**Work task**
Where a line contains the word "label", copy that line from the records below.

** Opening Listed records block **

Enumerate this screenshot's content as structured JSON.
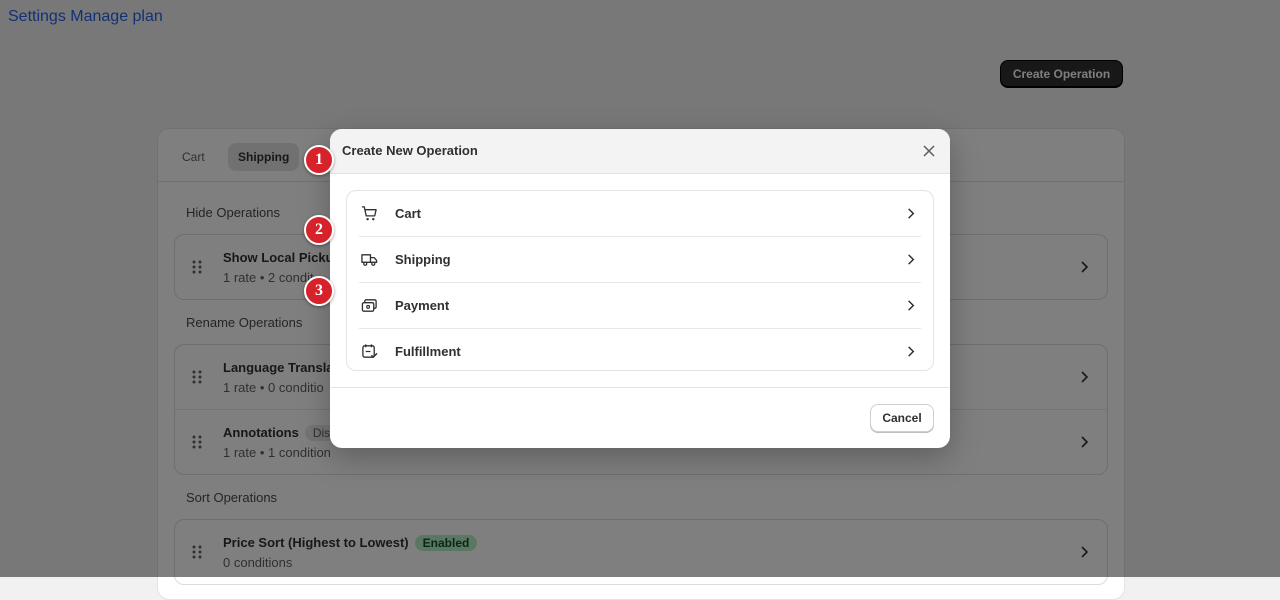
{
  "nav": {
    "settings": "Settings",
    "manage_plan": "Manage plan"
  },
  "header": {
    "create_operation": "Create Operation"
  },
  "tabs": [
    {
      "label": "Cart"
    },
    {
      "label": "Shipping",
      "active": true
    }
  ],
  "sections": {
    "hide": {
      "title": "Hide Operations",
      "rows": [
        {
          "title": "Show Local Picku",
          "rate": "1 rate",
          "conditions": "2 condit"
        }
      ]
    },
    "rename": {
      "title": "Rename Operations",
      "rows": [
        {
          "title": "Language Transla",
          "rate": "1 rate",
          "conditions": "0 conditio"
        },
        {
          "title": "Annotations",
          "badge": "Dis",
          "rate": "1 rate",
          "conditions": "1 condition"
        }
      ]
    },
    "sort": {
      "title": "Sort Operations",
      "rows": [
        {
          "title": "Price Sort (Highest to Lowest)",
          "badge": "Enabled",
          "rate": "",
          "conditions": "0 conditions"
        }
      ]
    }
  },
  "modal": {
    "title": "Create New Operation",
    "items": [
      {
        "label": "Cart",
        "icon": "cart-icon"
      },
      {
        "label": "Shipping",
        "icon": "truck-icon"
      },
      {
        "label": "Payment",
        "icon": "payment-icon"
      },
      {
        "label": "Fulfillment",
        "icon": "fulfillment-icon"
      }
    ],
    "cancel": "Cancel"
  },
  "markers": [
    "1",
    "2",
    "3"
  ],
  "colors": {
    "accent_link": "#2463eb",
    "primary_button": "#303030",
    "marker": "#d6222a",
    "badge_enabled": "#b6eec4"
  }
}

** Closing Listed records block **

**Response below**
      "label": "Cart"
      "label": "Shipping",
        "label": "Cart",
        "label": "Shipping",
        "label": "Payment",
        "label": "Fulfillment",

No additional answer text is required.